To me, walking meant deep, sharp, pinching shooting pain down my back so extreme I would have to sit down. If I did not sit down, it would grow to the point where my thigh muscles and mid-back muscles would cramp and force me to sit down. Along with my back, my calf muscles could not hold my weight and would begin to pulsate and cramp, and my feet gripped my shoes to the point that I was squeezing my feet to the ground.
Even though my husband took my luggage, walking 60 feet at a time through the airport threatened our ability to board on time. We made it onto the plane on time, but my seat belt didn’t buckle. This was a first; I was mortified and didn’t know what to do. We hid the unbuckled section under my husband’s shirt, and I was not caught by a flight attendant.
Once we were in Chicago and all checked into the hotel, I laid in the comfortable bed watching tv, with my backpack shoved into a hotel closet. The next day, was to be my first day of exploration. I got up, got dressed, threw my backpack on, walked to the elevator, walked down the hall to the hotel’s Starbuck’s 20 feet from the front door and sat down. I ordered a drink and sat for a while at a table and realized there was no way with the pain I felt that I could leave. Instead, I went back to the room, ordered room service and spent the day lying in bed watching Law and Order: Special Victims Unit re-runs.
On my last day of solo exploration, I didn’t even try. I was so humiliated and ashamed. The backpack remained on the floor where I left it the night before and spent my 2nd day lying in bed, again watching Law and Order: Special Victims Unit and ordering room service.
The remainder of the trip, as a couple, was a mess of cabs driving us 3 blocks to see landmarks where I would vary between 40 feet to 20 feet before I needed to sit down. In one occasion where there was not a bench, I simply collapsed on the ground. As the vacation continued, I couldn’t stand in a line at a drug store to buy lotion to help the sunburns we received, I couldn’t climb the 5 plus flights to reach our seats at Wrigley Field, and I was only able to enjoy A Sunday Afternoon on the Island of La Grande Jatte by Georges Seurat at the Art Institute of Chicago from a sitting position.
On the flight home, the seat belt buckled this time. I looked at my backpack, and it looked exactly as it did when I bought it off the rack. The majority of the pictures my husband took didn’t have me in them. In the ones I was in, I was standing with half of me behind him. All the pictures I took were taken from the backseat of a cab, attempting to capture a moment of exploration while I had no control of the speed of the world around me.
After our return, my husband called our insurance to find out about bariatric sleeve coverage, beginning what I did not understand then, the extent of the NOTHING WILL BE THE SAME journey.
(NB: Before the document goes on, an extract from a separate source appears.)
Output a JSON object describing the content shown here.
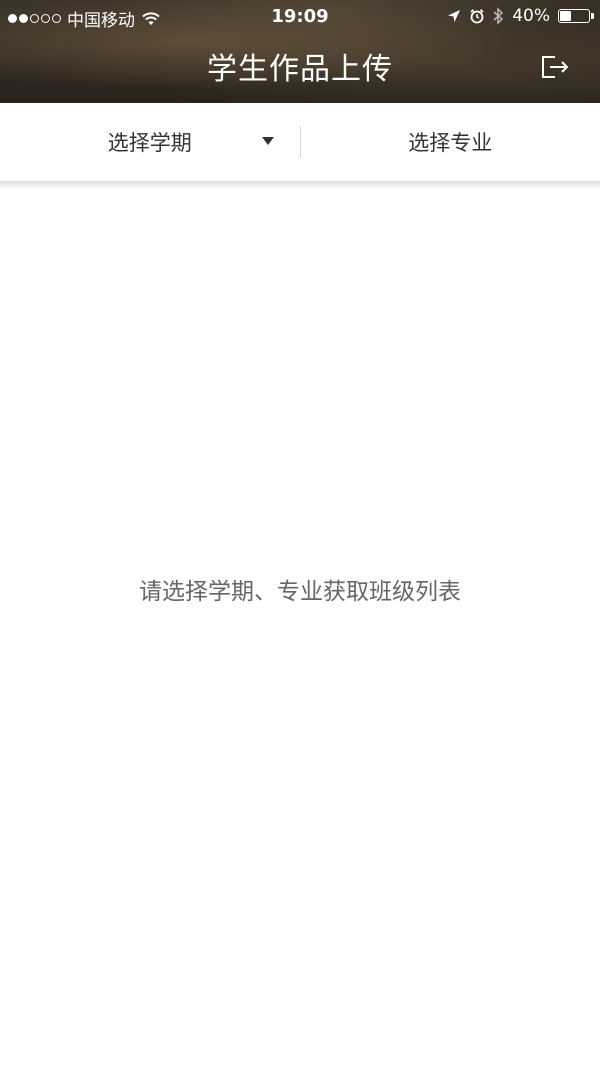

But as I look now at that same bag, now worn and stained next to me, I think of all the places I have gone with that bag, especially the day it came with me to surgery.